● Work order
Each entry is to be given again word for word; images are dropped.

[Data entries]

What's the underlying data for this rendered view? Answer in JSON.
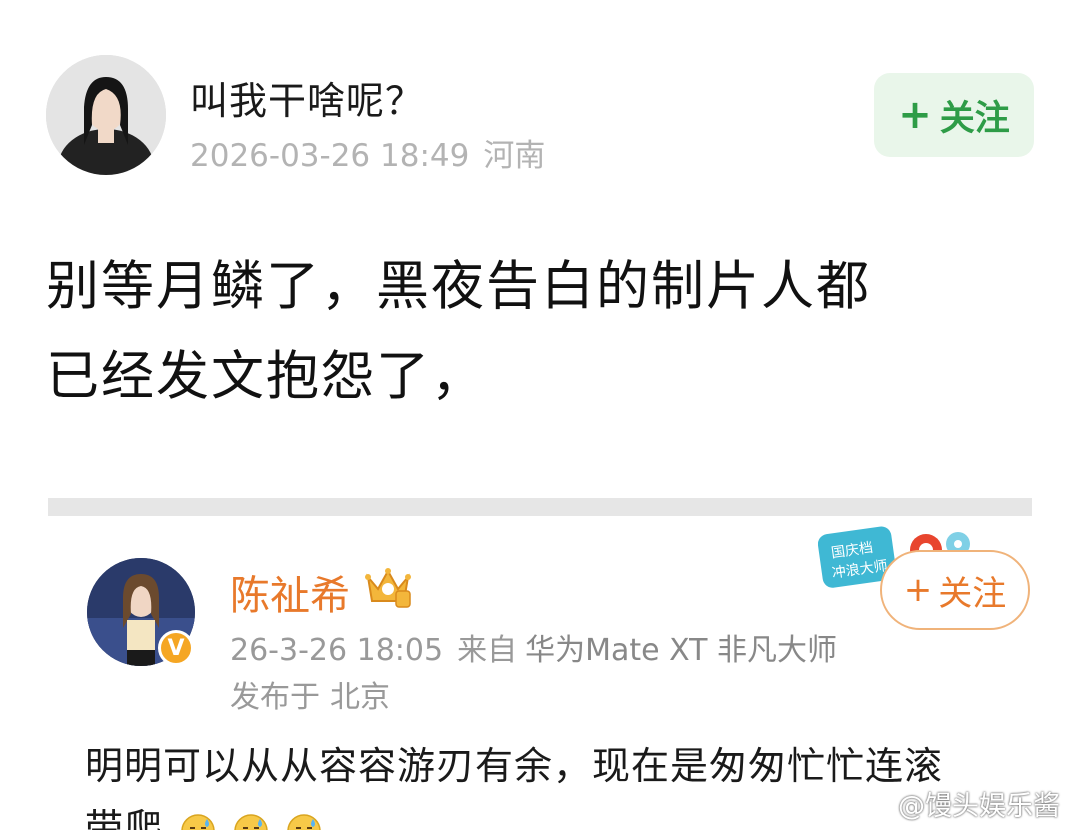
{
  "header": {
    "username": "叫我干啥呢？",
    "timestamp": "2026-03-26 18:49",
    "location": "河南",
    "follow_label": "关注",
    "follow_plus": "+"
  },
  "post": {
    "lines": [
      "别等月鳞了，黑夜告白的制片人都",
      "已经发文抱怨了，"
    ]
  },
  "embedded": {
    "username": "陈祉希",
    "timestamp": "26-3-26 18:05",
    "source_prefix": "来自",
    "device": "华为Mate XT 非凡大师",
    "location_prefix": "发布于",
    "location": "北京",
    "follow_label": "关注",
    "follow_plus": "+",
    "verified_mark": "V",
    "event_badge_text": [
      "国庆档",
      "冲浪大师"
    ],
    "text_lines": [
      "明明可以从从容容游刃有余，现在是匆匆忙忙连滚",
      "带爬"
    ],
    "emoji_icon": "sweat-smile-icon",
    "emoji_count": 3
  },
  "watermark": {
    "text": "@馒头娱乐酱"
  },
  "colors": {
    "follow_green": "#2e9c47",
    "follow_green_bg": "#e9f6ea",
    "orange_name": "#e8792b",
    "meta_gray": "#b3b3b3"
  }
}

● Answer area
What's the underlying data for this rendered view? Answer in JSON.
{
  "header": {
    "username": "叫我干啥呢？",
    "timestamp": "2026-03-26 18:49",
    "location": "河南",
    "follow_label": "关注",
    "follow_plus": "+"
  },
  "post": {
    "lines": [
      "别等月鳞了，黑夜告白的制片人都",
      "已经发文抱怨了，"
    ]
  },
  "embedded": {
    "username": "陈祉希",
    "timestamp": "26-3-26 18:05",
    "source_prefix": "来自",
    "device": "华为Mate XT 非凡大师",
    "location_prefix": "发布于",
    "location": "北京",
    "follow_label": "关注",
    "follow_plus": "+",
    "verified_mark": "V",
    "event_badge_text": [
      "国庆档",
      "冲浪大师"
    ],
    "text_lines": [
      "明明可以从从容容游刃有余，现在是匆匆忙忙连滚",
      "带爬"
    ],
    "emoji_icon": "sweat-smile-icon",
    "emoji_count": 3
  },
  "watermark": {
    "text": "@馒头娱乐酱"
  },
  "colors": {
    "follow_green": "#2e9c47",
    "follow_green_bg": "#e9f6ea",
    "orange_name": "#e8792b",
    "meta_gray": "#b3b3b3"
  }
}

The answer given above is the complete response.